Raw data Block Start

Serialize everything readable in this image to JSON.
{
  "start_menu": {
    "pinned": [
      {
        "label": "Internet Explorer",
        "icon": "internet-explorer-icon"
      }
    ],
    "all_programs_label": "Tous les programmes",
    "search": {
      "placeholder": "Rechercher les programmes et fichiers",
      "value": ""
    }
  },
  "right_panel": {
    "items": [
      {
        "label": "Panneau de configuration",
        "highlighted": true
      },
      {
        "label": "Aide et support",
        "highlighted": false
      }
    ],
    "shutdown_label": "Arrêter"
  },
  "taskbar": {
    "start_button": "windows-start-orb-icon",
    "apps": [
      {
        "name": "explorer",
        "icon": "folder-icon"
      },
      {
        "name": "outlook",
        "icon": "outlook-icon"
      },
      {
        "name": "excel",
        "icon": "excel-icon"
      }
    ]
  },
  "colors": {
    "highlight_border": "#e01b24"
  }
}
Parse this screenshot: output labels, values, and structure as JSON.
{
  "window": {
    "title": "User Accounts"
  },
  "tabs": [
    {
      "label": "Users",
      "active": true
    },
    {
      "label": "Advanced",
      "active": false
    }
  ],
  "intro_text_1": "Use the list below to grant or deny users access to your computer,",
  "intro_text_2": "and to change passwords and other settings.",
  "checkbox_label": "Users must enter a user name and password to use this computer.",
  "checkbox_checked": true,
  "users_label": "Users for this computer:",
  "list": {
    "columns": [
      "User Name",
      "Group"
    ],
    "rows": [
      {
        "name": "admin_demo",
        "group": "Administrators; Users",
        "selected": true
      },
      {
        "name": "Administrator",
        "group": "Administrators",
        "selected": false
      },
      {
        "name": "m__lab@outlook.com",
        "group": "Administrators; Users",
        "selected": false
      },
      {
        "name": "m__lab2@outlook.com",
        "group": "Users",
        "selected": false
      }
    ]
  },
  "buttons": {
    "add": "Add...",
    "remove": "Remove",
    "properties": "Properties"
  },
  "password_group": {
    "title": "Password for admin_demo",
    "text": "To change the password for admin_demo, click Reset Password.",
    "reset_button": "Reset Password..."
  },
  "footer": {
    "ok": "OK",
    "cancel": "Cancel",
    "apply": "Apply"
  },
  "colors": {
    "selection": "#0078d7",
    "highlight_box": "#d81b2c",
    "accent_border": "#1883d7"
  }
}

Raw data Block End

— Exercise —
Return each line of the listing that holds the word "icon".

— Written answer —
        "icon": "internet-explorer-icon"
    "start_button": "windows-start-orb-icon",
        "icon": "folder-icon"
        "icon": "outlook-icon"
        "icon": "excel-icon"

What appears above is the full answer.